For DBeaver, viewing data is not enough of course! DBeaver also lets you UPDATE, DELETE and INSERT data into your tables, all from the data view. Simply clicking on a cell, changing the value (just like Excel), and a CTRL+S sends an UPDATE command to the database. DELETEs work the same way. If you want to INSERT a row, there’s a + icon at the bottom of the table to do just that. Naturally, this is no substitute for learning your CRUD commands, but these features make those operations all too convenient.
Sufficient, concise and informative.
Frankly, it’s not that this is an impressive feat - it’s just disappointing that pgAdmin doesn’t offer this. You can also use CTRL+
Reading poorly formatted SQL is just as bad as reading poorly formatted code - sometimes worse because an unintended join can call into question the results of any data analysis. DBeaver has a setting which capitalizes your code as you type, and DBeaver can restructure your code to conform to commonly accepted syntax standards.
DBeaver also has autocomplete, which is a boon for those of you who are used to pgAdmin - ie. no auto-complete!
Finally, DBeaver includes updates SQL objects you type in the editor to be hyperlinks. A CTRL+click leads to the object and its associated metadata. I haven’t really used this feature yet, but it seems like it could be a cool trick to show people at parties.
Finally, DBeaver offers an abundance of metadata. Column names and their references, a table’s DDL, estimated row counts, table constraints and more. This is information I use daily and it can sometimes be a pain in the ass to get with a more parsimonious IDE.
Changing the hotkeys for autocomplete and new SQL script were priorities for me, but then I got a little carried away. Font faces, font sizes and tab colors all got some form of modification. I think my DBeaver layout is actually uglier now, but hey, at least I made it ugly.
Serge, the creator and maintainer, does an amazing job at responding to issues, bugs and questions. Serge monitors the forums and his GitHub page. In the two times that I’ve had issues, both were attended to within hours. Did I mention he does this all for free? He’s just a good guy.
Windows? Linux? OS X? No problem. This doesn’t seem like a major point until you decide to switch from Windows to Linux (as I did) and want to take your software with you. Some of it goes (sorry Microsoft Excel), some if it stays, and I’m glad to say that DBeaver made it over.
I would be remiss if I did not point out two flaws of DBeaver. The first: there is no “Server Status” like the one in pgAdmin. This is huge because I have wearily boot up pgAdmin to check for slow or hung queries and database locks. The second: you can’t see postgres jobs. Personally, this is not a necessity, but a nice-to-have. Unfortunately, these are likely to never be implemented (for reasons that Serge has explained), so pgAdmin still lives on my machine at the very end of my task panel.

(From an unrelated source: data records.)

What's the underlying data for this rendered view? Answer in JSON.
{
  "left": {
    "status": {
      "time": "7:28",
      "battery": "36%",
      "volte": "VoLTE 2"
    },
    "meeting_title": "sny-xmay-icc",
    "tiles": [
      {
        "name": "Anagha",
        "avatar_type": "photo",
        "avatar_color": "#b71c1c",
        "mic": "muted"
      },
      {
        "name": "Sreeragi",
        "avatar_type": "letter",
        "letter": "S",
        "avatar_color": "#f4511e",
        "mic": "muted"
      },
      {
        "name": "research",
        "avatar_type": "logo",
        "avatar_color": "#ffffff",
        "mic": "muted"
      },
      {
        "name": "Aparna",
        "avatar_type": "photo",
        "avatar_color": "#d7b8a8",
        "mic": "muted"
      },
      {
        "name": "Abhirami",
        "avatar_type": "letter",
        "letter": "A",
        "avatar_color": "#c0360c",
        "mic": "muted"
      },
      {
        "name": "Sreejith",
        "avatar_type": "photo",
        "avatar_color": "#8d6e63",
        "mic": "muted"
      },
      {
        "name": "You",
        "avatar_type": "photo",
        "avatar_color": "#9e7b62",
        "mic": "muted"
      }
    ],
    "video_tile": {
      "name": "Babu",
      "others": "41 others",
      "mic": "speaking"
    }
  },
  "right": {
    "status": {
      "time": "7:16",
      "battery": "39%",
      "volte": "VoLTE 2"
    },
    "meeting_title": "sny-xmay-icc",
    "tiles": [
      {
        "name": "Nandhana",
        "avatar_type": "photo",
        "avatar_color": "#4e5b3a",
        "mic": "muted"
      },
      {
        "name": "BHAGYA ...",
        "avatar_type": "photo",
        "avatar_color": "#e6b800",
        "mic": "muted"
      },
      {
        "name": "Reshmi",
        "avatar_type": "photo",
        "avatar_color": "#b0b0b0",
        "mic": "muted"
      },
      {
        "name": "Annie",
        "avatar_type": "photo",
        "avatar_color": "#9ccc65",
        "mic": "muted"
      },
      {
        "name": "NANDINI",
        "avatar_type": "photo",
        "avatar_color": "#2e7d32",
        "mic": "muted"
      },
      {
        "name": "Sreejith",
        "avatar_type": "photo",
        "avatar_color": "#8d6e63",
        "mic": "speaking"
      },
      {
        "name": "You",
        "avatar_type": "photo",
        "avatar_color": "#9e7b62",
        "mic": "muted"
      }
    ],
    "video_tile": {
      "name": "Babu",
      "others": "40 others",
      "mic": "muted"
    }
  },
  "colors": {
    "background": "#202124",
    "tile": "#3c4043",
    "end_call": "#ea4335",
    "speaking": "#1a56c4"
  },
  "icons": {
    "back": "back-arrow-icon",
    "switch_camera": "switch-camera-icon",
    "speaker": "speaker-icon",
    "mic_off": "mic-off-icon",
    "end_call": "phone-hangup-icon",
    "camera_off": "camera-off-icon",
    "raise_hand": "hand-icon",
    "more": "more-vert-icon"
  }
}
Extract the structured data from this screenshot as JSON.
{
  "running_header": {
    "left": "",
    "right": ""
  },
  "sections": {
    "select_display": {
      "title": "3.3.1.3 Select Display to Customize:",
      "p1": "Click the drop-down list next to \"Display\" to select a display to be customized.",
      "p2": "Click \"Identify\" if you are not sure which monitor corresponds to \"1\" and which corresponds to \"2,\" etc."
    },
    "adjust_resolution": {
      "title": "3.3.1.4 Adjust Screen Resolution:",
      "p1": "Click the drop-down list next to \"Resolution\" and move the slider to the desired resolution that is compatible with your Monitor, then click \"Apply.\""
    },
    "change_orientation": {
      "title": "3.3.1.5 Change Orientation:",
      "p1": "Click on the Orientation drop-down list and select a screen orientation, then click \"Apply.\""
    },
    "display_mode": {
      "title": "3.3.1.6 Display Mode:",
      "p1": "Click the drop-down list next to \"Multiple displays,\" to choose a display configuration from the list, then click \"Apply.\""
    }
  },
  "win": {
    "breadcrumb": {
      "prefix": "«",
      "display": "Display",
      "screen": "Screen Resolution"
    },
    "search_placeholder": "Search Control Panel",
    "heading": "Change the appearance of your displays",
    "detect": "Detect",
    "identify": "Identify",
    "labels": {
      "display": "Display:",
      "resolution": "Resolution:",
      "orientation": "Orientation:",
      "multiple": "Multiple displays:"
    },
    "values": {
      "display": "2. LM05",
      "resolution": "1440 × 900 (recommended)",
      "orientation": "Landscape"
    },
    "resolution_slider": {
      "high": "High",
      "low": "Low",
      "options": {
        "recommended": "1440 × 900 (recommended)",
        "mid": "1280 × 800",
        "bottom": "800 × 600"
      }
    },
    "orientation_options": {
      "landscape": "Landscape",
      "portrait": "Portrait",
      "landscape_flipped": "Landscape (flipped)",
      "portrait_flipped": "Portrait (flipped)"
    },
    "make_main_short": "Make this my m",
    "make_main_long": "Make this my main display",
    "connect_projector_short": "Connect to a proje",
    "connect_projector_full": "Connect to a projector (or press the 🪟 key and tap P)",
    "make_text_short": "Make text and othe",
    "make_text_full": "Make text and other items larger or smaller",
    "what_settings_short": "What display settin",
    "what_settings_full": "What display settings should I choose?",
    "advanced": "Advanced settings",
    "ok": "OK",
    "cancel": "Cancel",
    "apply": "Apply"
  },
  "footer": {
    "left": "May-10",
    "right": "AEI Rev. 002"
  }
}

If you skipped to the very end of this article, I’ll save you the trouble: just use DBeaver.